[Website and app data records]
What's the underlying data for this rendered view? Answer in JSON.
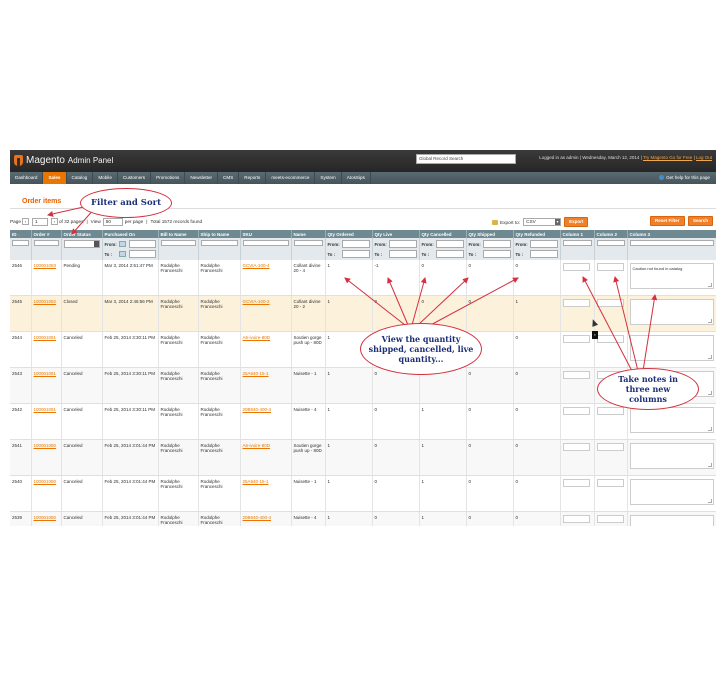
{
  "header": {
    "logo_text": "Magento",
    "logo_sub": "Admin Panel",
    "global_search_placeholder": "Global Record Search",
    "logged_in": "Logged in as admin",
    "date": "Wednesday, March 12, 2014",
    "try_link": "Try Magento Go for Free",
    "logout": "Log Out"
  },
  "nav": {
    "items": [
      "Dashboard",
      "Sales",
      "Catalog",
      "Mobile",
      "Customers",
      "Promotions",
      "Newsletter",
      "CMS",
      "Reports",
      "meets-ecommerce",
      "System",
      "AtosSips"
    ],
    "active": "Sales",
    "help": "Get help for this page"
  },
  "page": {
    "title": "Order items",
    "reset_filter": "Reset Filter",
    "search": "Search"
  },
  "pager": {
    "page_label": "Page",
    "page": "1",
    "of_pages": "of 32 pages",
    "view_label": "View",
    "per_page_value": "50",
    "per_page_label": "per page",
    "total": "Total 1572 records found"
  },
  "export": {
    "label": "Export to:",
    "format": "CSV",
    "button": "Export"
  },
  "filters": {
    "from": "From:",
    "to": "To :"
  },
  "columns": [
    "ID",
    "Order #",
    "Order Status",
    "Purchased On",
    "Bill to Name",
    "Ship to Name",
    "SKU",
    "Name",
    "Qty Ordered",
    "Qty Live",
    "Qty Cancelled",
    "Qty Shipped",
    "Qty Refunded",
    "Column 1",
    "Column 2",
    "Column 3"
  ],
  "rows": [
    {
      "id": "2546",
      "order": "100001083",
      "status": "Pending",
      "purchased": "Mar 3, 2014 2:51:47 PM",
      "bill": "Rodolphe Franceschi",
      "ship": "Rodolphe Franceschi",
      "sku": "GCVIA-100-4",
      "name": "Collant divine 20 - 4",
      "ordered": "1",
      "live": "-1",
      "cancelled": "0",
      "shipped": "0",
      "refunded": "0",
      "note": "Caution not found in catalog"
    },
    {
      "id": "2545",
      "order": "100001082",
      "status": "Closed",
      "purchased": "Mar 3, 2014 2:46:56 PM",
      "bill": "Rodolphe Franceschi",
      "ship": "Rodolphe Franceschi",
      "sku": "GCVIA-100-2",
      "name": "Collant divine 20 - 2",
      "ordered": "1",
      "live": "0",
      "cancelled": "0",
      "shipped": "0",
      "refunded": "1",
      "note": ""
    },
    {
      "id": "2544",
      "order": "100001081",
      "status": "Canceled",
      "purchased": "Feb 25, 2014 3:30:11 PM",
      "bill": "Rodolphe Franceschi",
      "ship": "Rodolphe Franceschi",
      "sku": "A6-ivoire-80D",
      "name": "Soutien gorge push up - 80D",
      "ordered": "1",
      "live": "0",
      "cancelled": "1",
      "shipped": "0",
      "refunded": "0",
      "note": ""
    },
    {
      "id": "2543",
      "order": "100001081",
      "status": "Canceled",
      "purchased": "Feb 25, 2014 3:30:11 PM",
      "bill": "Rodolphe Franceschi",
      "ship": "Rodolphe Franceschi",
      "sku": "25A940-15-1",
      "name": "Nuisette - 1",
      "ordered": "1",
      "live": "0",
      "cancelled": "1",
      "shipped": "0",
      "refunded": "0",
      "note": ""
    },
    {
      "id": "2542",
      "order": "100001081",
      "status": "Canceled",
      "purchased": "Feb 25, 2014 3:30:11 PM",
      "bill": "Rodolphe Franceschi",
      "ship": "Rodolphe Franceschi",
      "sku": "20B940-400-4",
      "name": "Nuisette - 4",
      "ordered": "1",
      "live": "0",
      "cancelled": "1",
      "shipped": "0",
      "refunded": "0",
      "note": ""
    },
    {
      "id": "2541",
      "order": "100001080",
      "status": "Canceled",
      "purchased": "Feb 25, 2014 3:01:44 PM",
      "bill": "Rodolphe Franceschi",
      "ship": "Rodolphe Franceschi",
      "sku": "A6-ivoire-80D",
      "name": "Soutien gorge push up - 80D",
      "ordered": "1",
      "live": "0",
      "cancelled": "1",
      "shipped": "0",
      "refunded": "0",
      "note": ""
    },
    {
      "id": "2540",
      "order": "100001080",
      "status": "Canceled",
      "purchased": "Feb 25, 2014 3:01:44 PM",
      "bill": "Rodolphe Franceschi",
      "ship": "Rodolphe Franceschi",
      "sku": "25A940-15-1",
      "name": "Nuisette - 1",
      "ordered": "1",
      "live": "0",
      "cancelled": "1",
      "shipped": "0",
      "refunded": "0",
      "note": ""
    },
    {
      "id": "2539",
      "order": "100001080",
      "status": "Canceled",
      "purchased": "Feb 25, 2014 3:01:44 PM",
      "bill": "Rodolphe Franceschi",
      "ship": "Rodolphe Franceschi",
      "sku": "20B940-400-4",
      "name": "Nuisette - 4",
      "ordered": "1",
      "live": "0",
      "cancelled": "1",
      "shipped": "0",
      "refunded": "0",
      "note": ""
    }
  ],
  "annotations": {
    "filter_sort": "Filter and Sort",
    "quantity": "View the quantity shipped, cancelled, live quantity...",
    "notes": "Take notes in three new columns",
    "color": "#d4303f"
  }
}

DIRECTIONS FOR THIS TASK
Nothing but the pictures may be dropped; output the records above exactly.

WRITTEN SOLUTION
What's the underlying data for this rendered view? Answer in JSON.
{
  "header": {
    "logo_text": "Magento",
    "logo_sub": "Admin Panel",
    "global_search_placeholder": "Global Record Search",
    "logged_in": "Logged in as admin",
    "date": "Wednesday, March 12, 2014",
    "try_link": "Try Magento Go for Free",
    "logout": "Log Out"
  },
  "nav": {
    "items": [
      "Dashboard",
      "Sales",
      "Catalog",
      "Mobile",
      "Customers",
      "Promotions",
      "Newsletter",
      "CMS",
      "Reports",
      "meets-ecommerce",
      "System",
      "AtosSips"
    ],
    "active": "Sales",
    "help": "Get help for this page"
  },
  "page": {
    "title": "Order items",
    "reset_filter": "Reset Filter",
    "search": "Search"
  },
  "pager": {
    "page_label": "Page",
    "page": "1",
    "of_pages": "of 32 pages",
    "view_label": "View",
    "per_page_value": "50",
    "per_page_label": "per page",
    "total": "Total 1572 records found"
  },
  "export": {
    "label": "Export to:",
    "format": "CSV",
    "button": "Export"
  },
  "filters": {
    "from": "From:",
    "to": "To :"
  },
  "columns": [
    "ID",
    "Order #",
    "Order Status",
    "Purchased On",
    "Bill to Name",
    "Ship to Name",
    "SKU",
    "Name",
    "Qty Ordered",
    "Qty Live",
    "Qty Cancelled",
    "Qty Shipped",
    "Qty Refunded",
    "Column 1",
    "Column 2",
    "Column 3"
  ],
  "rows": [
    {
      "id": "2546",
      "order": "100001083",
      "status": "Pending",
      "purchased": "Mar 3, 2014 2:51:47 PM",
      "bill": "Rodolphe Franceschi",
      "ship": "Rodolphe Franceschi",
      "sku": "GCVIA-100-4",
      "name": "Collant divine 20 - 4",
      "ordered": "1",
      "live": "-1",
      "cancelled": "0",
      "shipped": "0",
      "refunded": "0",
      "note": "Caution not found in catalog"
    },
    {
      "id": "2545",
      "order": "100001082",
      "status": "Closed",
      "purchased": "Mar 3, 2014 2:46:56 PM",
      "bill": "Rodolphe Franceschi",
      "ship": "Rodolphe Franceschi",
      "sku": "GCVIA-100-2",
      "name": "Collant divine 20 - 2",
      "ordered": "1",
      "live": "0",
      "cancelled": "0",
      "shipped": "0",
      "refunded": "1",
      "note": ""
    },
    {
      "id": "2544",
      "order": "100001081",
      "status": "Canceled",
      "purchased": "Feb 25, 2014 3:30:11 PM",
      "bill": "Rodolphe Franceschi",
      "ship": "Rodolphe Franceschi",
      "sku": "A6-ivoire-80D",
      "name": "Soutien gorge push up - 80D",
      "ordered": "1",
      "live": "0",
      "cancelled": "1",
      "shipped": "0",
      "refunded": "0",
      "note": ""
    },
    {
      "id": "2543",
      "order": "100001081",
      "status": "Canceled",
      "purchased": "Feb 25, 2014 3:30:11 PM",
      "bill": "Rodolphe Franceschi",
      "ship": "Rodolphe Franceschi",
      "sku": "25A940-15-1",
      "name": "Nuisette - 1",
      "ordered": "1",
      "live": "0",
      "cancelled": "1",
      "shipped": "0",
      "refunded": "0",
      "note": ""
    },
    {
      "id": "2542",
      "order": "100001081",
      "status": "Canceled",
      "purchased": "Feb 25, 2014 3:30:11 PM",
      "bill": "Rodolphe Franceschi",
      "ship": "Rodolphe Franceschi",
      "sku": "20B940-400-4",
      "name": "Nuisette - 4",
      "ordered": "1",
      "live": "0",
      "cancelled": "1",
      "shipped": "0",
      "refunded": "0",
      "note": ""
    },
    {
      "id": "2541",
      "order": "100001080",
      "status": "Canceled",
      "purchased": "Feb 25, 2014 3:01:44 PM",
      "bill": "Rodolphe Franceschi",
      "ship": "Rodolphe Franceschi",
      "sku": "A6-ivoire-80D",
      "name": "Soutien gorge push up - 80D",
      "ordered": "1",
      "live": "0",
      "cancelled": "1",
      "shipped": "0",
      "refunded": "0",
      "note": ""
    },
    {
      "id": "2540",
      "order": "100001080",
      "status": "Canceled",
      "purchased": "Feb 25, 2014 3:01:44 PM",
      "bill": "Rodolphe Franceschi",
      "ship": "Rodolphe Franceschi",
      "sku": "25A940-15-1",
      "name": "Nuisette - 1",
      "ordered": "1",
      "live": "0",
      "cancelled": "1",
      "shipped": "0",
      "refunded": "0",
      "note": ""
    },
    {
      "id": "2539",
      "order": "100001080",
      "status": "Canceled",
      "purchased": "Feb 25, 2014 3:01:44 PM",
      "bill": "Rodolphe Franceschi",
      "ship": "Rodolphe Franceschi",
      "sku": "20B940-400-4",
      "name": "Nuisette - 4",
      "ordered": "1",
      "live": "0",
      "cancelled": "1",
      "shipped": "0",
      "refunded": "0",
      "note": ""
    }
  ],
  "annotations": {
    "filter_sort": "Filter and Sort",
    "quantity": "View the quantity shipped, cancelled, live quantity...",
    "notes": "Take notes in three new columns",
    "color": "#d4303f"
  }
}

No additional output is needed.